Groupon today announced deal personalization. Simply put, this is HUGE for local advertising.
It was not long ago that companies relied heavily on expensive and marginally-effective print and yellow page ads, among other archaic marketing channels. Along came Google Adwords (i.e., pay-per-click “PPC” ads) and allowed advertisers and users to help find each other through keyword and geo-targeting.
Adwords campaigns are great because they bridge an essential precision gap, which now easily (well, sort of) lets a company target their market, keyword by keyword, location by location. However, there is a down-side: cost. Sure, they’re more cost-efficient than print or yellow pages, but keywords don’t come cheap, and still require lead conversion. Granted, you can find lower-cost clicks on ad platforms that are cheaper than Google’s but, Google serves up the bulk of ads, so it doesn’t make sense to not use them. The other issue with Adwords is that a company should, ideally, have a dedicated PPC staff person, because, without appropriate supervision, the advertiser is generally overpaying for clicks, and may simply not have the time or skill-set to manage the campaigns.
Then came Groupon, which created a whole new business model for local advertising.
Rather than paying for an ad, albeit a targeted PPC ad, the advertiser simply waits for their deal to run, at which point, given Groupon’s well-established popularity (as of this writing, about 250k daily subscribers in San Francisco), results are guaranteed. Actually, very BIG results and savvy patrons are guaranteed. Did I mention that the advertiser doesn’t pay for running the ad (other than the loss-leader promotion itself), but instead collects their portion of the promotional proceeds after the run-date?
There is no doubt about it. Groupon is riding high on an amazing paradigm shift in local advertising. Indeed, one that has propelled this San Francisco dentist office. Yet, even though Groupon may be the greatest thing since canned peaches, Groupon shouldn’t be used by the faint of heart. Big results translate to immediate large volume for the company, which requires them to drink out of the proverbial hose. This is a real risk for a company since it WILL be exposed to public scrutiny. Groupon consumers are, by their very nature, tech-savvy, super-consumers. They live on the internet, use social media and prefer to communicate publicly.
But by their very nature, local businesses (are supposed to) provide personalized care and attention to their patrons. Yet, by not spacing the huge volume of new patrons, Groupon’s volume non-intentionally creates a potential impediment to a more stable and (possibly?) typical experience with a particular company.

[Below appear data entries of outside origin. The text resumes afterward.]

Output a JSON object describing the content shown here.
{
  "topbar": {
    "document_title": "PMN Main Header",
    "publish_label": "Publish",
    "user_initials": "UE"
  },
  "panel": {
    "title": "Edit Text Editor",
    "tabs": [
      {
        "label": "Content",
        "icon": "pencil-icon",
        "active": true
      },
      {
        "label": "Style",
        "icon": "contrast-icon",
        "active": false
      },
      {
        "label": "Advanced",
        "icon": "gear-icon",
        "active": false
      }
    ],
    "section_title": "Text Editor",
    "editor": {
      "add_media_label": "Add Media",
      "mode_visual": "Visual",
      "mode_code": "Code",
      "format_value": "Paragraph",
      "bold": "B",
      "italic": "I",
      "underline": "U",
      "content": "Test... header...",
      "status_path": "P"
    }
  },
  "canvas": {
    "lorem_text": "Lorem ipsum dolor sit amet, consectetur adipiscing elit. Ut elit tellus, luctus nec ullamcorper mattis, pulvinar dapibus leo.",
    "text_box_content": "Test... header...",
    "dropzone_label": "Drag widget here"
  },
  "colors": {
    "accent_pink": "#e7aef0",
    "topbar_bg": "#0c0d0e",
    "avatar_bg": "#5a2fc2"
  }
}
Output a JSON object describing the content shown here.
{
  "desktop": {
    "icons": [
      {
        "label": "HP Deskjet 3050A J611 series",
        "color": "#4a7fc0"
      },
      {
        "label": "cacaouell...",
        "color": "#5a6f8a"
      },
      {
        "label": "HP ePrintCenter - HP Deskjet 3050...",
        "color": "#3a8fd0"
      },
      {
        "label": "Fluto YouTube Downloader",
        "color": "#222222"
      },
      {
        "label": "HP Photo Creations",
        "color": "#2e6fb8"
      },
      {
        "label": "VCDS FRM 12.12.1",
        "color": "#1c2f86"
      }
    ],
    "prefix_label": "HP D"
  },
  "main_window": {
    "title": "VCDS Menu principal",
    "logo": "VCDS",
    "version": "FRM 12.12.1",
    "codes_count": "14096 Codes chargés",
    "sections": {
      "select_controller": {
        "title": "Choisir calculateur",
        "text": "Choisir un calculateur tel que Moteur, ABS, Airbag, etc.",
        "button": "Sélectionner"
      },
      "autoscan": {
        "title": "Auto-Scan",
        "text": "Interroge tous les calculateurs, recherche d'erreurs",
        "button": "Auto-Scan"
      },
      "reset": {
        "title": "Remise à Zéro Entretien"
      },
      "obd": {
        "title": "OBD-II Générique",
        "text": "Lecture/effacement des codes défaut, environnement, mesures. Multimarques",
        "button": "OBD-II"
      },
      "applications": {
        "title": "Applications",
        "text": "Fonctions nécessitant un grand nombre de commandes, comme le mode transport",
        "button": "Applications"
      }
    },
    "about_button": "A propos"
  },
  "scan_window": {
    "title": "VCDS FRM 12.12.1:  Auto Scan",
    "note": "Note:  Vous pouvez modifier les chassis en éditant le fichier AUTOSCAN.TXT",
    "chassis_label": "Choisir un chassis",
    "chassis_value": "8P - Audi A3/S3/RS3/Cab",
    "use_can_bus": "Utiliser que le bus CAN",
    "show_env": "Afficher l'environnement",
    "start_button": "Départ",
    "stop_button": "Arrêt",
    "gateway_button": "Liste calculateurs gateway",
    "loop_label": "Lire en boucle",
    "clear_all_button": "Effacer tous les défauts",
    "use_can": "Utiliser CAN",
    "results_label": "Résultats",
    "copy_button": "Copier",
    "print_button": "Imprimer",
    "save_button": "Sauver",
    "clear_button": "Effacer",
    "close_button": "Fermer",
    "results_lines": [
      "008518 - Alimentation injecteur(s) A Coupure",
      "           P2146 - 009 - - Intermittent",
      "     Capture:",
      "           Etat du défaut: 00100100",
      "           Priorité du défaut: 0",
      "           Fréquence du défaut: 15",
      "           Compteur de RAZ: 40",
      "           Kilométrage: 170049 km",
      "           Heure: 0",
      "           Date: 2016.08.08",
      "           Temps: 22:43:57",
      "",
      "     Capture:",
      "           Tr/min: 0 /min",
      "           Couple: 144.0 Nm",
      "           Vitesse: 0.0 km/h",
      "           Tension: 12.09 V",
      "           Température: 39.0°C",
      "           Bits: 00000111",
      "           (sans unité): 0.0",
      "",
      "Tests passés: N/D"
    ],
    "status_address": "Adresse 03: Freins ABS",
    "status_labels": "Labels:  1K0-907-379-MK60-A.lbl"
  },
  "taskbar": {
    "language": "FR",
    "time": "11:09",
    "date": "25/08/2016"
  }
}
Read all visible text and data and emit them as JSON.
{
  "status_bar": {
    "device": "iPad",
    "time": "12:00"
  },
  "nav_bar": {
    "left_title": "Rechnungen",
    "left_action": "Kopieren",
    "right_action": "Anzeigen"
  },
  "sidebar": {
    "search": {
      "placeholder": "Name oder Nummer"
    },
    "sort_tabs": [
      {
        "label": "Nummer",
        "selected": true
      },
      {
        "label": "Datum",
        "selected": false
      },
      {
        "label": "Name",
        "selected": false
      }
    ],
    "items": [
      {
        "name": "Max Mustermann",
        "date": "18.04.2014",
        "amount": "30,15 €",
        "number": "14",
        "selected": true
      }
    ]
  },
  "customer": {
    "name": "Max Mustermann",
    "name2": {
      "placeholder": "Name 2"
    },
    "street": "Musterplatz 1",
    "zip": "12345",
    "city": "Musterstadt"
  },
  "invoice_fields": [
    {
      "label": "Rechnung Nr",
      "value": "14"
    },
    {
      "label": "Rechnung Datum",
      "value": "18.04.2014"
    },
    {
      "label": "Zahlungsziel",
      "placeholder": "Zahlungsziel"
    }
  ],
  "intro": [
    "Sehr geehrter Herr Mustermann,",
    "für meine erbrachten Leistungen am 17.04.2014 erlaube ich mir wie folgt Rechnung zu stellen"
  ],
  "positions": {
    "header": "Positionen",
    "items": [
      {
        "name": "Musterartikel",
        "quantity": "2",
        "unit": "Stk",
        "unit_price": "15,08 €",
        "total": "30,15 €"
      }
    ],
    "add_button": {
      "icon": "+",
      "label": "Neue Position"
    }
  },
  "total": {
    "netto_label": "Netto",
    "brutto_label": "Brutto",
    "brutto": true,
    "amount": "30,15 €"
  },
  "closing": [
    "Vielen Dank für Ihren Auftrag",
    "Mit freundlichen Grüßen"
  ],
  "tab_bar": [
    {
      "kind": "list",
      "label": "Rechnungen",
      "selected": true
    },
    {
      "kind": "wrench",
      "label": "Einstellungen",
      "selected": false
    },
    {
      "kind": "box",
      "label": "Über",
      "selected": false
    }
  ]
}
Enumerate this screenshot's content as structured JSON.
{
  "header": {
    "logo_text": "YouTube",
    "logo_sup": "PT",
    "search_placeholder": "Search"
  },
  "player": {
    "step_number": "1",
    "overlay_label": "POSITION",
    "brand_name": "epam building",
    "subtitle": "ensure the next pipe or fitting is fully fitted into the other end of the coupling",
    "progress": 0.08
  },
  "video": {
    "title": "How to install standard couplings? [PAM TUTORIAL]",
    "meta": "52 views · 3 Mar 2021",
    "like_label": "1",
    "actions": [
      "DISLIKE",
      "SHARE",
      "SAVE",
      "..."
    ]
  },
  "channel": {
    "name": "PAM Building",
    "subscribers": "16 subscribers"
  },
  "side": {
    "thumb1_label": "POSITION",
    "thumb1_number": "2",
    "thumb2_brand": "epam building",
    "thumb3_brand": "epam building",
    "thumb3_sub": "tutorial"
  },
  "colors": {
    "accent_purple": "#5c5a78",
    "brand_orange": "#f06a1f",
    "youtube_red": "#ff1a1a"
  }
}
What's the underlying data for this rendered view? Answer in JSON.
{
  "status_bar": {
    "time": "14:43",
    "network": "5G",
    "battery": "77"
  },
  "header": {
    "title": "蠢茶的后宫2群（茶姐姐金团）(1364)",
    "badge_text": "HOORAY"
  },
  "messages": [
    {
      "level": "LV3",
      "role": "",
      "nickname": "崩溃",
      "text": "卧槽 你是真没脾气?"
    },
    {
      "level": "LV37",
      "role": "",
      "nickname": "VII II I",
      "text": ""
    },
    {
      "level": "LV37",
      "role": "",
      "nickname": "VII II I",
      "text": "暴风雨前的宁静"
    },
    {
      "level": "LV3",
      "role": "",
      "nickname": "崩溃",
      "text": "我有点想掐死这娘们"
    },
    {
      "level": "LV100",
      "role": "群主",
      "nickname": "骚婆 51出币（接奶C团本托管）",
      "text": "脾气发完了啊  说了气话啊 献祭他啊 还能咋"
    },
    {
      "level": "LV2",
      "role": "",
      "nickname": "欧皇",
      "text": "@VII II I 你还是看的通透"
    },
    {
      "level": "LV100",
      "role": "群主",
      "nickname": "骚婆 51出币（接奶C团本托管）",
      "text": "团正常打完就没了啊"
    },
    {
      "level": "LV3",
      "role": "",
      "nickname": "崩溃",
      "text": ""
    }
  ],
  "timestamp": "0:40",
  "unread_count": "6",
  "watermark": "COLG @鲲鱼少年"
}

Why Golden Age of advertising?
But now we are introduced to Groupon deal personalization, and this is what I mean by the Golden Age of Advertising. Although Groupon was already a win-win-win (for itself, the advertiser and the consumer), it has now been super-charged. Among other huge benefits, using consumer preferences, the new model will more effectively serve ads (again, good for everyone), and the advertiser may now not need to drink from the high-volume hose again, because Groupon now has the option to stagger deals over time to different users.
By the way, I realize that Groupon may not be the first to market with this particular concept (Yelp and others have tested similar functionality), but they are certainly the most popular deal aggregator to be actively making a big push with this concept. And, ultimately, although the all-mighty Groupon will continue to grow, I don’t believe that it will cause the downfall (or even down-tick) of PPC or other local advertising. For one, Groupon is for promotional purposes only which, in most cases, is a loss-leader for the company – so it’s not for everyone. And, Groupon simply does not offer the stability, continuity or precision of a PPC campaign.